◆ **GOAL OF THE EXERCISE**: Copy every entry word for word. Skip the pictures.

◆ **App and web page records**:
▽

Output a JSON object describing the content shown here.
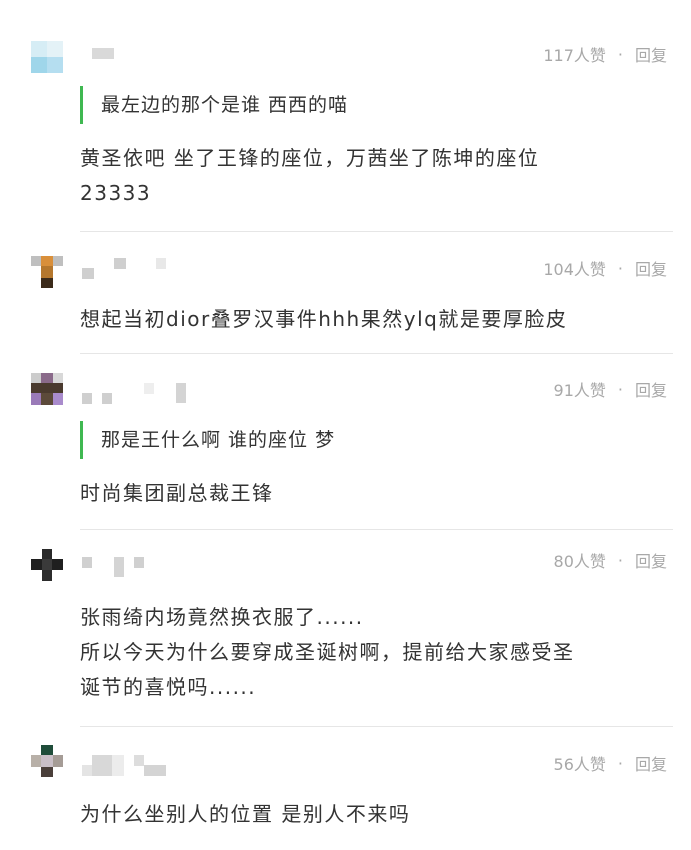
{
  "meta": {
    "reply_label": "回复",
    "separator": "·"
  },
  "comments": [
    {
      "likes": "117人赞",
      "quote": "最左边的那个是谁 西西的喵",
      "body": [
        "黄圣依吧 坐了王锋的座位，万茜坐了陈坤的座位",
        "23333"
      ]
    },
    {
      "likes": "104人赞",
      "body": [
        "想起当初dior叠罗汉事件hhh果然ylq就是要厚脸皮"
      ]
    },
    {
      "likes": "91人赞",
      "quote": "那是王什么啊 谁的座位 梦",
      "body": [
        "时尚集团副总裁王锋"
      ]
    },
    {
      "likes": "80人赞",
      "body": [
        "张雨绮内场竟然换衣服了......",
        "所以今天为什么要穿成圣诞树啊，提前给大家感受圣",
        "诞节的喜悦吗......"
      ]
    },
    {
      "likes": "56人赞",
      "body": [
        "为什么坐别人的位置 是别人不来吗"
      ]
    }
  ],
  "colors": {
    "accent_green": "#3fb851",
    "meta_gray": "#a8a8a8",
    "text": "#333333",
    "divider": "#e6e6e6"
  }
}
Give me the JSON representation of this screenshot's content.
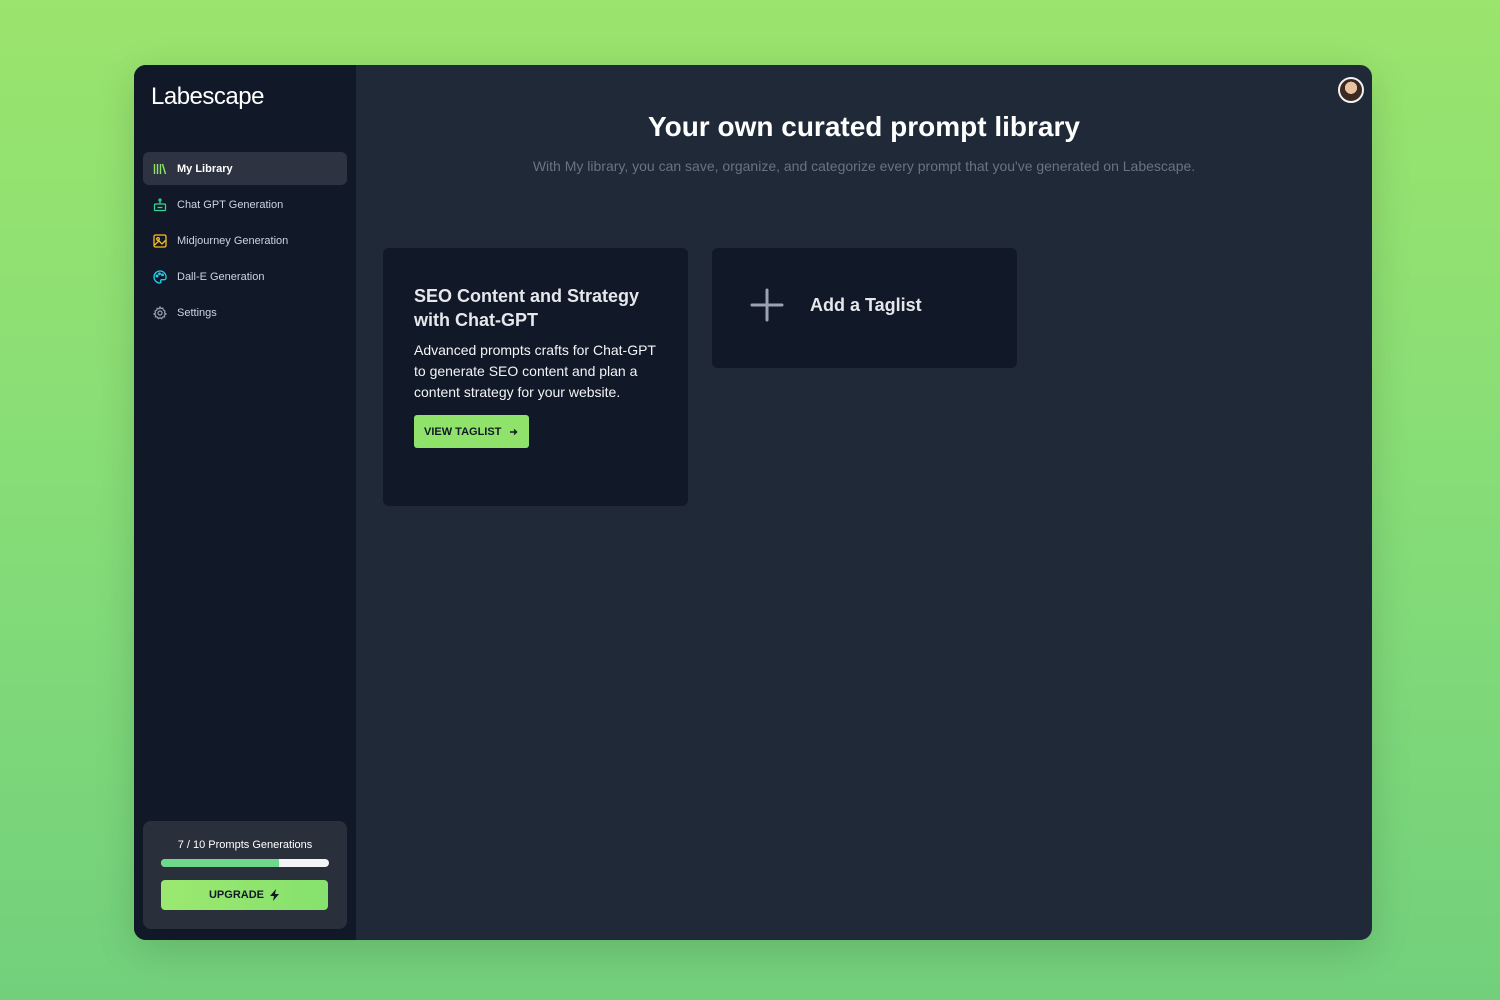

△

◆ **ANSWER TO THIS PROBLEM**:
Output a JSON object describing the content shown here.
{
  "meta": {
    "reply_label": "回复",
    "separator": "·"
  },
  "comments": [
    {
      "likes": "117人赞",
      "quote": "最左边的那个是谁 西西的喵",
      "body": [
        "黄圣依吧 坐了王锋的座位，万茜坐了陈坤的座位",
        "23333"
      ]
    },
    {
      "likes": "104人赞",
      "body": [
        "想起当初dior叠罗汉事件hhh果然ylq就是要厚脸皮"
      ]
    },
    {
      "likes": "91人赞",
      "quote": "那是王什么啊 谁的座位 梦",
      "body": [
        "时尚集团副总裁王锋"
      ]
    },
    {
      "likes": "80人赞",
      "body": [
        "张雨绮内场竟然换衣服了......",
        "所以今天为什么要穿成圣诞树啊，提前给大家感受圣",
        "诞节的喜悦吗......"
      ]
    },
    {
      "likes": "56人赞",
      "body": [
        "为什么坐别人的位置 是别人不来吗"
      ]
    }
  ],
  "colors": {
    "accent_green": "#3fb851",
    "meta_gray": "#a8a8a8",
    "text": "#333333",
    "divider": "#e6e6e6"
  }
}
Give me the JSON representation of this screenshot's content.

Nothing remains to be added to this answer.